See also


References


  1. A. Mohit (2001). "Mental health and psychiatry in the Middle East: historical development". Eastern Mediterranean Health Journal. 7 (3). pp. 336–347.
  2. emhj. "WHO EMRO - Volume 7, issue 3 - EMHJ volume 7, 2001 - Eastern Mediterranean Health Journal". www.emro.who.int.
  3. "The World Mental Health Survey Initiative". www.hcp.med.harvard.edu.
  4. Ghalioungui, Paul (1963). Magic and Medical Science in Ancient Egypt.
  5. "Ancient Egypt - Treatment of the Mentally Ill". mentalillness.umwblogs.org.
  6. D. Wong, "Natural Moralities," (October 2006), Oxford University Press, 2006 [abs].
  7. Personality and Values (PPT)
  8. Harmon, AC; Moore, TO; Huhman, KL; Albers, HE (2002). "Social experience and social context alter the behavioral response to centrally administered oxytocin in female Syrian hamsters". Neuroscience. 109 (4): 767–72. doi:10.1016/s0306-4522(01)00523-1. PMID 11927158. S2CID 45161730.
  9. Schwartz, Shalom H (1992). "Universals in the Content and Structure of Values: Theoretical Advances and Empirical Tests in 20 Countries". Advances in Experimental Social Psychology. 25: 1–65.
  10. "Schwartz's Value Inventory". changingminds.org.
  11. Schwartz, Shalom H. (1 January 1992). "Universals in the Content and Structure of Values: Theoretical Advances and Empirical Tests in 20 Countries". Advances in Experimental Social Psychology Volume 25. Advances in Experimental Social Psychology. 25. Academic Press. pp. 1–65. CiteSeerX 10.1.1.220.3674. doi:10.1016/S0065-2601(08)60281-6. ISBN 9780120152254.
  12. Shwartz, S. (1999). "A theory of cultural values and some implications for work" (PDF). Applied Psychology: An International Review. 48 (1): 23–47. doi:10.1111/j.1464-0597.1999.tb00047.x. Archived from the original (PDF) on 2011-06-26.
  13. electricpulp.com. "ZĀR – Encyclopaedia Iranica". www.iranicaonline.org.
  14. TMH: Glossary of Culture-Bound Syndromes Archived 2010-05-26 at the Wayback Machine
  15. Middle Eastern Archived 2011-07-25 at the Wayback Machine

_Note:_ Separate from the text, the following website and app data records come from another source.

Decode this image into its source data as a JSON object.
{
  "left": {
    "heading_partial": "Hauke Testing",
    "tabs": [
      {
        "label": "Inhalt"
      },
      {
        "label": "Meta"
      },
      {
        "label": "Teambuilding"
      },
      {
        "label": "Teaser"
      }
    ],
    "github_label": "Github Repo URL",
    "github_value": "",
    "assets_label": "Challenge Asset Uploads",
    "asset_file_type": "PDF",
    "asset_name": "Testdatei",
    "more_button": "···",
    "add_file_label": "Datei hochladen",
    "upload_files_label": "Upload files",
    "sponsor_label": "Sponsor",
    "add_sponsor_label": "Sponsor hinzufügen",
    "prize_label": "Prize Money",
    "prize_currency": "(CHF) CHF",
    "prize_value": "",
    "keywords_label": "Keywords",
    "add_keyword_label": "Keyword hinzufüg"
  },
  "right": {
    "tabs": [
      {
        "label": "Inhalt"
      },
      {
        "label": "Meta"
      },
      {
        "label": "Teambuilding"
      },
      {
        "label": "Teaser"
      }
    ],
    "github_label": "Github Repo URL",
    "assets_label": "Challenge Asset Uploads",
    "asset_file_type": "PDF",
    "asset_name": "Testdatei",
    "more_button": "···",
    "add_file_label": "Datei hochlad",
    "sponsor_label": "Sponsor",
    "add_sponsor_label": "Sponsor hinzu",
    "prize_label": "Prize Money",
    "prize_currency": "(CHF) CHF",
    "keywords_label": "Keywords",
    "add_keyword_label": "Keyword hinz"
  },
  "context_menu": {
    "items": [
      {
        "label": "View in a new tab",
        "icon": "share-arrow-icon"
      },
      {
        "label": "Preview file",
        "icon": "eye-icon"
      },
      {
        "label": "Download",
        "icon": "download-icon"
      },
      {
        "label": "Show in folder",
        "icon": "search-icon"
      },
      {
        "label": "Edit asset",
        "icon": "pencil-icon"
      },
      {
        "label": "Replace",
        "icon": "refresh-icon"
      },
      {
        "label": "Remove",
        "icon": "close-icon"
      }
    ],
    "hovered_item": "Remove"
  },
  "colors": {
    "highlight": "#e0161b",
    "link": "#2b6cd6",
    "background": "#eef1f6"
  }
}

  16. "User:Danieliness - Wikimedia Commons". commons.wikimedia.org.
  17. Mal de ojo Archived 2011-07-19 at the Wayback Machine
  18. "Evil Eye - Mal de Ojo". www.sfbardo.com.

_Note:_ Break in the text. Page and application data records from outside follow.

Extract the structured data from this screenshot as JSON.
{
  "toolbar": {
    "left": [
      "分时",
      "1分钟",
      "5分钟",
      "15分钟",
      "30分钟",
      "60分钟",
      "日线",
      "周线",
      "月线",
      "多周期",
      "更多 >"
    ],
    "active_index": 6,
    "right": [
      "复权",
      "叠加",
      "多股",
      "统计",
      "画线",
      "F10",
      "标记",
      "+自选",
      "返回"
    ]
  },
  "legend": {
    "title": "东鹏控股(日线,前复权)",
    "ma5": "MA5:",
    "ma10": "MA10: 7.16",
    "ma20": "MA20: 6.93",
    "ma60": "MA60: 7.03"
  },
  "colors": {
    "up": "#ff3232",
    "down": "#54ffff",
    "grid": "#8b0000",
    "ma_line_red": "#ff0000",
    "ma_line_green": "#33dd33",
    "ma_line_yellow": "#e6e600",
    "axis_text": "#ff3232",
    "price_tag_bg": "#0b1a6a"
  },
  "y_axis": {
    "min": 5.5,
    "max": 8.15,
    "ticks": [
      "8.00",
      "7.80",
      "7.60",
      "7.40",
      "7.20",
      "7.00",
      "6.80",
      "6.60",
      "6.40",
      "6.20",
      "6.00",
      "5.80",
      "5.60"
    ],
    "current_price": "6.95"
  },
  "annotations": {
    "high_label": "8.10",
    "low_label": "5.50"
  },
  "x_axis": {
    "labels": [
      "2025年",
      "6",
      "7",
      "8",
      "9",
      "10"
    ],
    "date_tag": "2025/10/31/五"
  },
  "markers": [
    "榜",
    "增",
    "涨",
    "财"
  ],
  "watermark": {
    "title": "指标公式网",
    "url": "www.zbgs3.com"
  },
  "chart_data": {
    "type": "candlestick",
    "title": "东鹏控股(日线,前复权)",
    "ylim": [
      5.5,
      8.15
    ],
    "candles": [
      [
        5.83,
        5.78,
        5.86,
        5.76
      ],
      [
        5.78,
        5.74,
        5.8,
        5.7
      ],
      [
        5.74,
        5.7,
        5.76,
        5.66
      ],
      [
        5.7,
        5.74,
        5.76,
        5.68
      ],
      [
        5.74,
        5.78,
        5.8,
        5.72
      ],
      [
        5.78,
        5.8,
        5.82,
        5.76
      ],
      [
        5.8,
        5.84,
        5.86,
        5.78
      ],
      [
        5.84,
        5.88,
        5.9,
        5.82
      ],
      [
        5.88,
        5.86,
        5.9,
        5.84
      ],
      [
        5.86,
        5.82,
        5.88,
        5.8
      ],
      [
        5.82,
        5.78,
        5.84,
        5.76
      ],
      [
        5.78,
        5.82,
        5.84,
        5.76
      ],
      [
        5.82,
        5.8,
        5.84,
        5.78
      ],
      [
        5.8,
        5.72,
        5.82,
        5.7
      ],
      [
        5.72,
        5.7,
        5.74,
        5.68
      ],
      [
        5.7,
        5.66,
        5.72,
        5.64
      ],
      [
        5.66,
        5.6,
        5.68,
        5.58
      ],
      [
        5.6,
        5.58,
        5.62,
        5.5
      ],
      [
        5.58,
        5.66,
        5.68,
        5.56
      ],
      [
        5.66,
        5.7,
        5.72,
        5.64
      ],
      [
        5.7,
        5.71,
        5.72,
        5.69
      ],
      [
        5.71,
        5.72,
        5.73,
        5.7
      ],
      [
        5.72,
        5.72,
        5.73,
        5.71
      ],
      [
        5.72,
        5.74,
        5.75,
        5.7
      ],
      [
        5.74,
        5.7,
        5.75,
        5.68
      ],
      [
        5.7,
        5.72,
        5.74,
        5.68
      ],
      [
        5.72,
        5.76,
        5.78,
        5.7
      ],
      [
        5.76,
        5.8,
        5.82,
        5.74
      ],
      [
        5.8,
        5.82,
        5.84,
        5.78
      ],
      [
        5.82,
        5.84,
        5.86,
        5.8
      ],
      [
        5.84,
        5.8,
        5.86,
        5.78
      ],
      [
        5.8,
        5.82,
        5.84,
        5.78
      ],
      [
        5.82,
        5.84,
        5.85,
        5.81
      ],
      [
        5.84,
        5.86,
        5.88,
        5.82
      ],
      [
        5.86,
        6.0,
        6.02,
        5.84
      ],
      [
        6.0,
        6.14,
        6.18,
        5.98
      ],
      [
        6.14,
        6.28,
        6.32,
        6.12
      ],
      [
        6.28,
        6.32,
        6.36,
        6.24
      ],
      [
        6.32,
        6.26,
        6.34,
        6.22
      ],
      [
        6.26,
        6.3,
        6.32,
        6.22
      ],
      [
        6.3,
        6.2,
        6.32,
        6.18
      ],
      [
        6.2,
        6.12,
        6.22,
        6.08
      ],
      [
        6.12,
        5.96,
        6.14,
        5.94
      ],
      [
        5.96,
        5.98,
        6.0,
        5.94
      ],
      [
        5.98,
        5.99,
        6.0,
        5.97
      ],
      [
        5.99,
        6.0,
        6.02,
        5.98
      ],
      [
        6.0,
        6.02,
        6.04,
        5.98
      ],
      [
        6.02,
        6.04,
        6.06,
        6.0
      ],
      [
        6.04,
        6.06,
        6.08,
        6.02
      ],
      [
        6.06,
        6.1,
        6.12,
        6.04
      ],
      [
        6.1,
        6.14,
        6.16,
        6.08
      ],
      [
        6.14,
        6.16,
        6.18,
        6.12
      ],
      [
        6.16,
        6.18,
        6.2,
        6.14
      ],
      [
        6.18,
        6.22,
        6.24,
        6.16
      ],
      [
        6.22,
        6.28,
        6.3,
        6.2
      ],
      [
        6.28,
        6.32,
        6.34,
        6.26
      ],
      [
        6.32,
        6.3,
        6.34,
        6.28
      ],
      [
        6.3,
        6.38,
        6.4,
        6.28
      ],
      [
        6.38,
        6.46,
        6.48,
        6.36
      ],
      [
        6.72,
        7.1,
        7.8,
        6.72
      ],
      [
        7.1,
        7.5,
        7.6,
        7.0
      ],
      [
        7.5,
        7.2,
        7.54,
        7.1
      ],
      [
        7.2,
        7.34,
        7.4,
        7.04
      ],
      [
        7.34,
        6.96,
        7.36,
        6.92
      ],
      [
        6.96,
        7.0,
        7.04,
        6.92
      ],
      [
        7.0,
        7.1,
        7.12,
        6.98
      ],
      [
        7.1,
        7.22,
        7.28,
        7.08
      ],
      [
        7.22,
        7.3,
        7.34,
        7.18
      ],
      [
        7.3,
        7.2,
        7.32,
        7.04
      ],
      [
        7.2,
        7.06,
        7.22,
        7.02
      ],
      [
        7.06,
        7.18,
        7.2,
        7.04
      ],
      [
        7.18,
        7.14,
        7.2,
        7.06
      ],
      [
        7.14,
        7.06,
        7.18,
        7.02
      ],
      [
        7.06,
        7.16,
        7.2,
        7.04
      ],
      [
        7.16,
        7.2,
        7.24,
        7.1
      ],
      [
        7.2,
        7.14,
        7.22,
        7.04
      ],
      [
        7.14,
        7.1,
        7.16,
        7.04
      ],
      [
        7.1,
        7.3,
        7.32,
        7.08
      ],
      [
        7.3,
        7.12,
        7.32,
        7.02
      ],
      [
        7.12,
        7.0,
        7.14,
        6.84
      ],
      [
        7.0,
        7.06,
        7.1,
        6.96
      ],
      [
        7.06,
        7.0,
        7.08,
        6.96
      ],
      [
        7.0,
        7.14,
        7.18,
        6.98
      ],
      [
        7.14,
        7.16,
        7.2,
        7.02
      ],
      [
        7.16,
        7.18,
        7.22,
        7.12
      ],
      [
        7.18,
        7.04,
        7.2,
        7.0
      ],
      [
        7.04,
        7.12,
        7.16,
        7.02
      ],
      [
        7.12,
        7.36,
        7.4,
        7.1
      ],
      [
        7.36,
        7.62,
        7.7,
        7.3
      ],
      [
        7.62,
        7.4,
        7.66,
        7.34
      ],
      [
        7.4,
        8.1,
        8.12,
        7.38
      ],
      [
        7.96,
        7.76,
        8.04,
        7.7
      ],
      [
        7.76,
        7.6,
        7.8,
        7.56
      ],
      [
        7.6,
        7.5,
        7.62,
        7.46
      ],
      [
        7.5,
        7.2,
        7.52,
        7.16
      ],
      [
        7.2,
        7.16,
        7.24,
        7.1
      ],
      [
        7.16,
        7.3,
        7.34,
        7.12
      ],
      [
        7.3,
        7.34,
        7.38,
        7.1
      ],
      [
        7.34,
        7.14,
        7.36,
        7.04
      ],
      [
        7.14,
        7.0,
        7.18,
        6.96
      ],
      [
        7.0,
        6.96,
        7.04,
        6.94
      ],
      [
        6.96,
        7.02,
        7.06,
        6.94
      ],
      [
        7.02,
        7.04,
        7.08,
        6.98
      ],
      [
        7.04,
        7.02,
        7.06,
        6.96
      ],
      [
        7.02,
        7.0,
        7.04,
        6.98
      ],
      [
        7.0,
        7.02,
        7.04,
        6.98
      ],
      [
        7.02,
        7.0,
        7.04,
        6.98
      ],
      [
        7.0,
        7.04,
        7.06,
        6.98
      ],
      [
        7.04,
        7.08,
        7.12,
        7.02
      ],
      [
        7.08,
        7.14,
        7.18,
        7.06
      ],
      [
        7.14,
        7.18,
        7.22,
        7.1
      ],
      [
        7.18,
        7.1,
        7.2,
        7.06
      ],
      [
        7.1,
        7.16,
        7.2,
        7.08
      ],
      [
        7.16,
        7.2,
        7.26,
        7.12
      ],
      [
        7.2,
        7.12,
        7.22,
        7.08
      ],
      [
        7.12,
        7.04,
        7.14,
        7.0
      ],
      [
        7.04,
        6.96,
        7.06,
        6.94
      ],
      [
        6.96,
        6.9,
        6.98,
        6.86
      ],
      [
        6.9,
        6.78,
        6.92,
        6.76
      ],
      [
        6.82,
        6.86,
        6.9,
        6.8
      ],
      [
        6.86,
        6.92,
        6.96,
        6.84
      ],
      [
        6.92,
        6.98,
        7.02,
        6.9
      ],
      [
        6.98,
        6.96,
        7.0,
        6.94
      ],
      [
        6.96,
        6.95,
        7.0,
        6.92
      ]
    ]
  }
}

  19. Dundes A, "Interpreting Folklore," Indiana University Press, Ed.,(1980)
  20. Dundes A"The Evil Eye: A Casebook." University of Wisconsin Press, Ed.,1992.

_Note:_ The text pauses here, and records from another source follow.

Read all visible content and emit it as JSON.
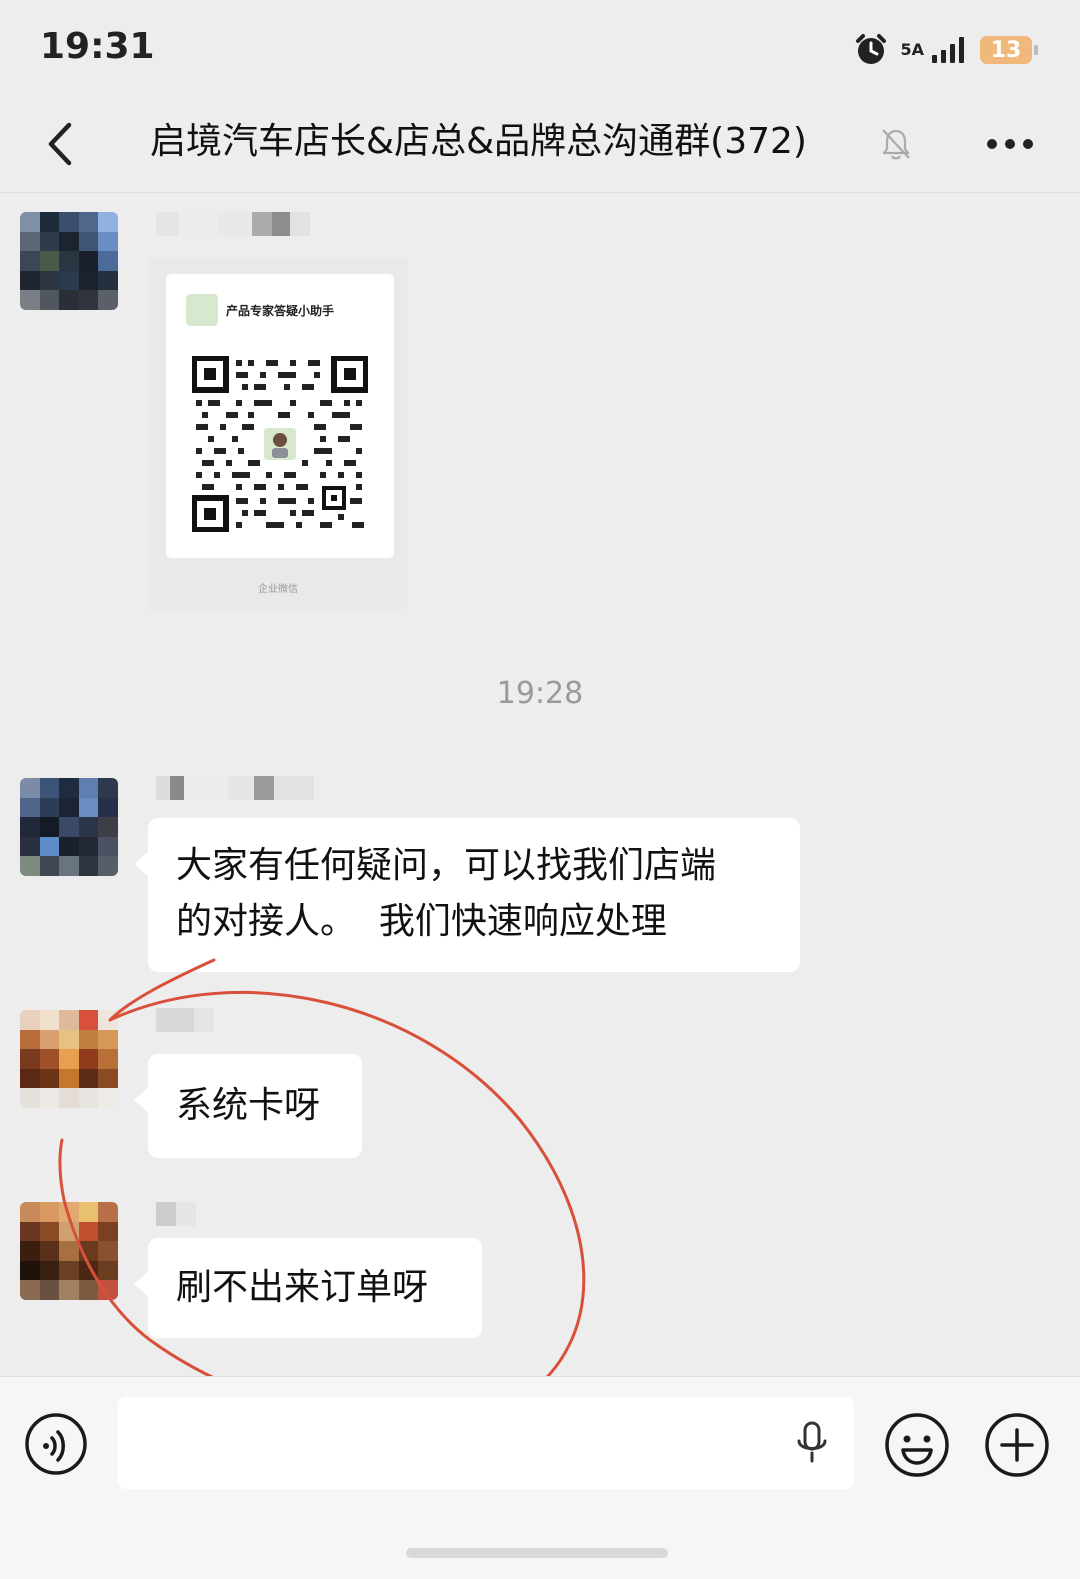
{
  "status_bar": {
    "time": "19:31",
    "network": "5A",
    "battery": "13",
    "icons": [
      "alarm-icon",
      "signal-icon",
      "battery-icon"
    ]
  },
  "nav": {
    "back_icon": "chevron-left-icon",
    "title": "启境汽车店长&店总&品牌总沟通群(372)",
    "mute_icon": "bell-off-icon",
    "more_icon": "more-dots-icon"
  },
  "messages": [
    {
      "type": "qr_card",
      "card_title": "产品专家答疑小助手",
      "card_footer": "企业微信"
    },
    {
      "type": "time",
      "text": "19:28"
    },
    {
      "type": "text",
      "lines": [
        "大家有任何疑问，可以找我们店端",
        "的对接人。  我们快速响应处理"
      ]
    },
    {
      "type": "text",
      "text": "系统卡呀"
    },
    {
      "type": "text",
      "text": "刷不出来订单呀"
    }
  ],
  "input_bar": {
    "value": "",
    "voice_icon": "voice-icon",
    "mic_icon": "mic-icon",
    "emoji_icon": "emoji-icon",
    "plus_icon": "plus-icon"
  },
  "colors": {
    "background": "#ededed",
    "bubble": "#ffffff",
    "annotation": "#d9503a",
    "battery": "#f0b87a"
  }
}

  21. Fables of the Ancients: Folklore in the Qur'an. Rowman & Littlefield,(2003)
  22. ^"Appendix I: Outline for Cultural Formulation and Glossary of Culture-Bound Syndromes". Diagnostic and Statistical Manual of Mental Disorders, Fourth Edition, Text Revision (DSM-IV-TR), 1. 2000. doi:10.1176/appi.books.9780890423349.7060. ISBN 0-89042-334-2
  23. Yuval Neria; Margarita Bravova; Jessica M. Halper. (2010). "Trauma and PTSD among Civilians in the Middle East" (PDF). PTSD Research Quarterly. 21 (4).
  24. American Psychiatric Association (1994). Diagnostic and statistical manual of mental disorders: DSM-IV. Washington, DC: American Psychiatric Association. ISBN 0-89042-061-0.
  25. Scott LaFee; Heather Buschman (May 7, 2015). "Post-Traumatic Stress Disorder Linked to Accelerated Aging". UC Health - UC San Diego.
  26. "Middle East Journal of Family Medicine".
  27. "NIMH » Depression Basics". www.nimh.nih.gov.
  28. Beck, AT; Ward, CH; Mendelson, M; Mock, J; Erbaugh, J (1961). "An inventory for measuring depression". Arch. Gen. Psychiatry. 4 (6): 561–71. doi:10.1001/archpsyc.1961.01710120031004. PMID 13688369.

Sources


See also: Dorn, Robert M. (June 1996). "Letters to the editor: ["Conspiracy thinking in the Middle East"]". Political Psychology. 17 (2): 353–356. doi:10.2307/3791815. JSTOR 3791815.